Dataset rows describing interfaces
"""
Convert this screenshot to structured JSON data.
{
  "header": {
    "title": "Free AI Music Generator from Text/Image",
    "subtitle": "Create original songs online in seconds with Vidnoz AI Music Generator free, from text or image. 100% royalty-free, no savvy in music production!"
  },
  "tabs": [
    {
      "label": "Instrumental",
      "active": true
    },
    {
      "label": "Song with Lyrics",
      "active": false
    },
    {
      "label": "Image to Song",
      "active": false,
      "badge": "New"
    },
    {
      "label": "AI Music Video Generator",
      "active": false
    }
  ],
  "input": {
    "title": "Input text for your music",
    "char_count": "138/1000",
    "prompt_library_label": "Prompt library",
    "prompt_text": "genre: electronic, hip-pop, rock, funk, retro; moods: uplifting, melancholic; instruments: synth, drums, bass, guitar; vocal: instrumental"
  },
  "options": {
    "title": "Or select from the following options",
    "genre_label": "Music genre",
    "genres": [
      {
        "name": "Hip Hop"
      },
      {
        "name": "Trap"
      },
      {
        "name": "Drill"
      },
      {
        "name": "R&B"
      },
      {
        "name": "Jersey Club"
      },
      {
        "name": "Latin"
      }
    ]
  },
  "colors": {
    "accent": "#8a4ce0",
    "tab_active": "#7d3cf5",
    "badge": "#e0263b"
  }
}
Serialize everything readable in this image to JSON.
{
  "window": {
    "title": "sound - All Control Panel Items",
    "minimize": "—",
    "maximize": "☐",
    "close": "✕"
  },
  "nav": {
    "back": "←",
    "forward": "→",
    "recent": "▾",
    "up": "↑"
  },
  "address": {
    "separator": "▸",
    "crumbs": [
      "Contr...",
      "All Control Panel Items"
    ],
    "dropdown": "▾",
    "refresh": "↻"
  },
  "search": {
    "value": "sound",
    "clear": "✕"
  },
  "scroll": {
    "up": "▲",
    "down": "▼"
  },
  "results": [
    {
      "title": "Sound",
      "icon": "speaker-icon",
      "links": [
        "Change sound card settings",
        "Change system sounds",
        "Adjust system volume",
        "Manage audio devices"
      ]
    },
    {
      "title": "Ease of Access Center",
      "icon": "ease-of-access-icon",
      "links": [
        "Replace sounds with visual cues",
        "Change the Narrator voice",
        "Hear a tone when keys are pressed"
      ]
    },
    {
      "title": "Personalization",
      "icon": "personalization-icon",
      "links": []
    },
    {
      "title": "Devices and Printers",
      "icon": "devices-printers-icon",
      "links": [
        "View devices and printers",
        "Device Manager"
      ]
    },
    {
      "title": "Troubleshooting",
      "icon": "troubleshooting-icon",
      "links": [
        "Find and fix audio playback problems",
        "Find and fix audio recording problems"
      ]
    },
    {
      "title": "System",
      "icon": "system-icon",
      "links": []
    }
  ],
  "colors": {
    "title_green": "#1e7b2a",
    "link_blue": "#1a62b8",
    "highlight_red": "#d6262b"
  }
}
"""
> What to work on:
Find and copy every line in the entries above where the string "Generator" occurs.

> Solution for this problem:
    "title": "Free AI Music Generator from Text/Image",
    "subtitle": "Create original songs online in seconds with Vidnoz AI Music Generator free, from text or image. 100% royalty-free, no savvy in music production!"
      "label": "AI Music Video Generator",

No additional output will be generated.